My solution was to use only 2-channel with the Magnum Dynalab MD-10 Surround Decoder. If you have good 2-channel-why screw it up with home theater? The MD-10 has an RCA out for your sub(s) and decodes 5.1 into two channel. This sounds way better than any midfi or untweaked high-end system. Not quite(obviously) up to high end HT...but almost. And NO WAF problems. Hope this isn't considered heresy.
The Sonic Frontiers and ARC Preamps have a processor loop. I have a Proceed AVP and it sounds decent on 2 channel but my SF is smoother and more neutral overall.
Patrcck, I was struggling with the same thought, too. I have Marantz SR18EX, and Sonus Faber Musica integrated. The easiest solution is;
1. Connect Receiver's "Pre-Out" to your pre amp's available input (Aux or anything)
2. Turn on and set you pre's volume where you can easily remember (i.e. 12 o'clock).
3. Turn on your Receiver and recalibrate the volume balance.
4. Whenever you want to enjoy movies, turn on receiver and pre/power amp, set your pre's input selector to that particular one at 1. above, turn the volume to the designated level (12 o'clock for example), and you can enjoy and control the volume just like you are/were using receiver only.
I hope this helps... BTW, you have a mighty great 2ch system comingle with home theater system!
Oh, needless to say, you can connect the front speakers to your power amp all the time, and you don't have to unplug/plug.
I did the same--essentially built two systems, one on top of the other.
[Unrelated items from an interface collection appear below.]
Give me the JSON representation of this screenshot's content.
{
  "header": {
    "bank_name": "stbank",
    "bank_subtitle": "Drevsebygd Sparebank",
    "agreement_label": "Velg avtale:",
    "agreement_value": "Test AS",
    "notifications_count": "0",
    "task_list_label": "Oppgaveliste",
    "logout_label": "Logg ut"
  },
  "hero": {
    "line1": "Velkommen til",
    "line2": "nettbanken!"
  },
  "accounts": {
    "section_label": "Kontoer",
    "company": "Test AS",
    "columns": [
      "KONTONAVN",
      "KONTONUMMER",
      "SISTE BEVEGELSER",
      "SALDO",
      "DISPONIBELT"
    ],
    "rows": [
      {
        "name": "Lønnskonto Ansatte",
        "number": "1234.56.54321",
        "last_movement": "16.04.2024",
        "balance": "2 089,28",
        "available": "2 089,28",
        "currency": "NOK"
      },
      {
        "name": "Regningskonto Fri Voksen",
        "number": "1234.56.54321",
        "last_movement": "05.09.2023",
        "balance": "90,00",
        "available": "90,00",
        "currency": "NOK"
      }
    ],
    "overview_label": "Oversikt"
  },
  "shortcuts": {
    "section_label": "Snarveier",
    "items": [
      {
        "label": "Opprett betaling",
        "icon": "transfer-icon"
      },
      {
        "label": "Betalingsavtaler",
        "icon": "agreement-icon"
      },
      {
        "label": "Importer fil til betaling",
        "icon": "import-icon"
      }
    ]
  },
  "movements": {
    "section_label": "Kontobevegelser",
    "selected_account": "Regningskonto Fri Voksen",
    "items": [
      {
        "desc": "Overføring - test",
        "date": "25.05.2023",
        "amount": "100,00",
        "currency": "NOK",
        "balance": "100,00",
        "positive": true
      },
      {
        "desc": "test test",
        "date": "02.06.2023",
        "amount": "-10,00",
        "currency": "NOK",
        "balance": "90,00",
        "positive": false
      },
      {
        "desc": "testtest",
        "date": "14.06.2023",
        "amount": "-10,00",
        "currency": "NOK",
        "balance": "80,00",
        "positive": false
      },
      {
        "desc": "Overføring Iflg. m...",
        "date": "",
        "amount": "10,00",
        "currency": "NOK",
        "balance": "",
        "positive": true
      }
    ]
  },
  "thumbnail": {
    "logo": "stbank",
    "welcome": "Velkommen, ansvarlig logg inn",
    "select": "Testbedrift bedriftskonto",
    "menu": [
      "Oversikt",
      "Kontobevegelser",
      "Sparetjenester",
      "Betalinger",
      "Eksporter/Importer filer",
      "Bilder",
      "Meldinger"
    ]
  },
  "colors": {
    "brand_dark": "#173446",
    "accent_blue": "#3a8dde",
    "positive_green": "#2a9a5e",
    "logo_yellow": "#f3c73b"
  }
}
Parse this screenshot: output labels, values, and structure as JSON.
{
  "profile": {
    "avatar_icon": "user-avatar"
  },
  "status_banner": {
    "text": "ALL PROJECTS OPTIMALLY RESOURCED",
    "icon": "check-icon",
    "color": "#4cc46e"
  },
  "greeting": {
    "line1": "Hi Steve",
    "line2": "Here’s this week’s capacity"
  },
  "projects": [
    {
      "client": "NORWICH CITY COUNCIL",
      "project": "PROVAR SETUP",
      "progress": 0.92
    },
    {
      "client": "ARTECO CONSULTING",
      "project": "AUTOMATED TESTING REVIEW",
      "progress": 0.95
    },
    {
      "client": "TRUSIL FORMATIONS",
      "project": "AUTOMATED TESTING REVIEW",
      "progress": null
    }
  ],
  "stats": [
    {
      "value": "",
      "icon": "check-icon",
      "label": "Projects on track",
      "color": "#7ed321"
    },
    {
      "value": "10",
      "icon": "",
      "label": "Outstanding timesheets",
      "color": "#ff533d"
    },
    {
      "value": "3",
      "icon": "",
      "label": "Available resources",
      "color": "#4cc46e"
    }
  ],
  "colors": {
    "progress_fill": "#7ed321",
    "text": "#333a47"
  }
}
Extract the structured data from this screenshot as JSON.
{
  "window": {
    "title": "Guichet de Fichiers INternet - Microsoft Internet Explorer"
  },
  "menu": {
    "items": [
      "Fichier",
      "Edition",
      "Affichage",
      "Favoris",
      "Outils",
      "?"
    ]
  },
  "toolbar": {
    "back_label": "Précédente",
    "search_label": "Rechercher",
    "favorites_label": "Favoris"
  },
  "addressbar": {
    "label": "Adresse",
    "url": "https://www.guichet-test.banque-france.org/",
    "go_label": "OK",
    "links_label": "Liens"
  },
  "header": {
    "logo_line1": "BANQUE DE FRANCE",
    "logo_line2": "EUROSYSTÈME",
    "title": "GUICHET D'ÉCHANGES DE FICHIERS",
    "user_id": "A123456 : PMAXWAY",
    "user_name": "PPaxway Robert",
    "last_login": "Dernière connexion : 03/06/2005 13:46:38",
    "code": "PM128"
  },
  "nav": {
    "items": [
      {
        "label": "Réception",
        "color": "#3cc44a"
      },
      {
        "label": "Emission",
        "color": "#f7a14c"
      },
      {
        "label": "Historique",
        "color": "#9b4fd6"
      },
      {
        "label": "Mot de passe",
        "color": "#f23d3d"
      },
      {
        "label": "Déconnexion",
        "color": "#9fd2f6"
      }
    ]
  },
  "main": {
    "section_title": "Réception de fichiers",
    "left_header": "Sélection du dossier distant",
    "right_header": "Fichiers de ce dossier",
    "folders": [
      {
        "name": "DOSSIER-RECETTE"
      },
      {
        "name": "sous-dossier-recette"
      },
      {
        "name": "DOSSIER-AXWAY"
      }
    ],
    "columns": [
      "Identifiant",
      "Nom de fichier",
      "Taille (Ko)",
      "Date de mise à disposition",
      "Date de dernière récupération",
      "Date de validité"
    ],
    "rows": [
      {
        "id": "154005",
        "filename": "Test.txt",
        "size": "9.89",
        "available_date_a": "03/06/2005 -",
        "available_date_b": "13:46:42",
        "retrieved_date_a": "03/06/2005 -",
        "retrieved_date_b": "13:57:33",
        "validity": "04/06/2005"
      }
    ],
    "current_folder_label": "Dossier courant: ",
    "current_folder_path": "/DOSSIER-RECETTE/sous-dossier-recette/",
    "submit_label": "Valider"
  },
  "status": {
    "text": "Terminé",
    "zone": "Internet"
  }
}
For two channel I've got a VTL pre with a processor bypass loop and then a receiver doing the processing and powering the center and rears. It's not nearly as high-end as one might go with seperates for the HT end, but gives you the extra bells and whistles of HT without having to compromise on the two channel (which, as far as I'm concerned, is where it's at). That said, it also allows you to spend as much as you want on the HT without having to consider the equipment's capacity to pull double-duty with the two channel--avoiding that infernal balancing act between HT and stereo that no one seems to have won yet.
I see a lot of good suggestion and thank everyone for the help. I was thinking about the same thing as what Khokugo was thinking by running the receiver in parallel with the pre-amp. When I watch movie, I will set the pre-amp to a pre-determined volume and just adjust the volume on the receiver when watching movie.

However, I'm wondering if this will damage the pre-amp if the receiver's "Pre-out" level that is going into the pre-amp is too high when volume on the receiver is turned up too high. Any comment?
Hi Patrick. I would only try this if I had a pre amp with the HT Loop and here's why. The ease and sense of security when you are changing inputs or in this case, switching to a movie will be lost when having to pre adjust your recievers volume with the 2-channel pre amps volume. I know some people will say "when you adjust it once you should leave it alone" but I say you can forget that as soon as you have to turn it down for whatever reason. Wondering if the levels are right and touching this and measuring that grows old quickly. I used to have a setup like that and it pissed me off. My suggestion to you is to purchase a pre with a HT loop switch. This allows your 2-channel pre amp to get out of the way totally when watching movies and let your receivers volume control all of your 5-6 channels for movies. One volume, one setting! I went with the Anthem 2PL and eventually moved to the Sonic Frontiers Line 1 Pre amp with both being tubed and excellent performers in 2-channel music as well. The Line 1 has the sweetest remote in the business and the overall build is always noted in any review given to this piece. Once again, going through a line level means you have to control 2 volumes as opposed to one and since you are concerend about music quality know one would question your choice of the SOnic Frontiers Line 1.